Breakfast, however, was not the first concern with this assembled family. The girls, throwing off their bonnets, and hastily smoothing back the hair which had become somewhat disordered by the sea-breeze, followed the widow Green into an adjoining room, occupied by the lodger, and the boys brought up the rear. On a little round table lay the Holy Bible, with a small manual of family devotion ; and on the appearance of Mrs. Barker, who promptly answered the accustomed signal, and her settlement in an arm chair, all seated themselves : the widow Green selected a portion of scripture, read it with much deliberation, and offered up a devout prayer of thanksgiving for past mercies, with supplication for guidance, and every needful blessing through the day. A short greeting between the young people and their lodger, marked by affectionate respect on their side, and great kindness on hers, concluded the scene: they then hastened back, to enjoy the morning's meal.
• What sort of a walk had you, girls ?' inquired Richard. I understand Mary was not quite awake when Helen pulled her out at the door.'
“I was rubbing my eyes,' answered Mary, but awake for all that. 'Tis only seven now, and two good hours have I been on my feet.'
• And a great blessing it is, my child,' observed the old lady, to be up and at work while many are lying on the bed of sickness, and not a few on the bed of sloth.
* I wish old John Buckle would lie in bed,' con
tinued the little girl,' and not get up to scold as he does.'
• Fie, Mary,' said Helen, laying the threepence beside the old lady's saucer ; ' consider how kind he is at heart;' and she delivered his message.
I don't mind a few hard words,' remarked James - if I get a good basin of milk broth along with them.'
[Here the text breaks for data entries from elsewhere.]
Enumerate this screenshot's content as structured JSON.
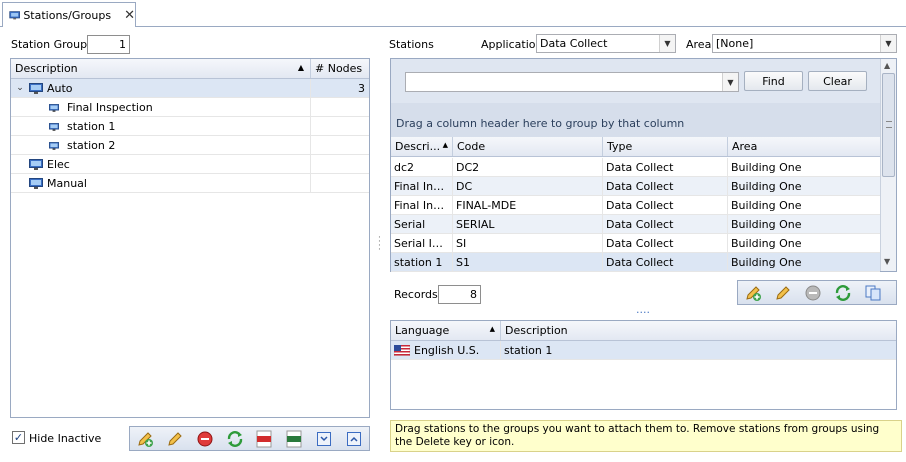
{
  "tab": {
    "title": "Stations/Groups"
  },
  "left": {
    "station_groups_label": "Station Groups",
    "station_groups_count": "1",
    "columns": {
      "description": "Description",
      "nodes": "# Nodes"
    },
    "tree": [
      {
        "label": "Auto",
        "nodes": "3",
        "level": 0,
        "expanded": true,
        "selected": true
      },
      {
        "label": "Final Inspection",
        "nodes": "",
        "level": 1
      },
      {
        "label": "station 1",
        "nodes": "",
        "level": 1
      },
      {
        "label": "station 2",
        "nodes": "",
        "level": 1
      },
      {
        "label": "Elec",
        "nodes": "",
        "level": 0
      },
      {
        "label": "Manual",
        "nodes": "",
        "level": 0
      }
    ],
    "hide_inactive_label": "Hide Inactive",
    "hide_inactive_checked": true
  },
  "right": {
    "stations_label": "Stations",
    "application_label": "Application",
    "application_value": "Data Collect",
    "area_label": "Area",
    "area_value": "[None]",
    "search_value": "",
    "find_label": "Find",
    "clear_label": "Clear",
    "group_panel_text": "Drag a column header here to group by that column",
    "columns": {
      "description": "Descri...",
      "code": "Code",
      "type": "Type",
      "area": "Area"
    },
    "rows": [
      {
        "description": "dc2",
        "code": "DC2",
        "type": "Data Collect",
        "area": "Building One"
      },
      {
        "description": "Final Ins...",
        "code": "DC",
        "type": "Data Collect",
        "area": "Building One"
      },
      {
        "description": "Final Ins...",
        "code": "FINAL-MDE",
        "type": "Data Collect",
        "area": "Building One"
      },
      {
        "description": "Serial",
        "code": "SERIAL",
        "type": "Data Collect",
        "area": "Building One"
      },
      {
        "description": "Serial Ins...",
        "code": "SI",
        "type": "Data Collect",
        "area": "Building One"
      },
      {
        "description": "station 1",
        "code": "S1",
        "type": "Data Collect",
        "area": "Building One"
      }
    ],
    "records_label": "Records",
    "records_count": "8",
    "lang_columns": {
      "language": "Language",
      "description": "Description"
    },
    "lang_rows": [
      {
        "language": "English U.S.",
        "description": "station 1"
      }
    ],
    "hint_text": "Drag stations to the groups you want to attach them to. Remove stations from groups using the Delete key or icon."
  }
}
• Hard words break no bones,' said Richard ; and if none of us ever come to get hard blows into the bargain, we may think ourselves well off.'
Blows! I should like to see the person who would try to beat me!' exclaimed little. Mary, in high disdain.
? Hush, my dear child,' responded the widow. * Strokes of the rod are sometimes needful for us ; and we have a Father in heaven who will apply them when he sees good. You must not speak so hastily,' she continued, as Mary opened her lips to reply: 'the wise man tells us that a haughty spirit cometh before a fall. Let us be humble.'
You had better mind what granny says,' added James : 'none of us will ever be the worse for minding her.'
All eyes were turned, beaming with affection, upon the old woman, while a half-whispered assent escaped from every lip. If ever any person succeeded in attaching all around her to herself and to each other, the widow Green assuredly did so. She knew it, she saw it daily and hourly, and she numbered it among the chiefest of her earthly blessings.
Now, granny,' said Richard, when the short, frugal repast was ended, “I've a long errand after school, and you need not expect me home till sup
per. There's some parish business to do, and I must take a letter from the overseer to Mr.-I forget his name--the new vestry clerk, and wait for an answer. So don't be uneasy if I am late.'
A hearty good bye was exchanged, and away went the lad to his school-work, which was that of a teacher rather than a pupil. We will leave the cottagers to their daily avocations, and take a peep into a higher grade of society.
O My dear brother, learn to know Christ, and him crucified ; learn to sing a new song, to despair of your own work, and to cry unto him, Lord Jesus, thou art my righteousness, and I am thy sin ; thou hast taken on thee what was mine, and given to me what is thine; what I was not thou becamest, that I might become what I was not. Beware, my dear George, of aspiring after such a purity, as that thou mayest not have to acknowledge thyself a sinner; for Christ dwells only in sinners. Meditate often on this love of Christ, and you will taste its unspeakable comfort. If our labours and affections could give peace to the conscience, why did Christ die opon the cross? You will find peace in him alone; despairing of yourself and of your works, and beholding with what love he spreads his arms to you ; taking all your sins on himself, and bestowing on you all his righteousness.—Martin Luther.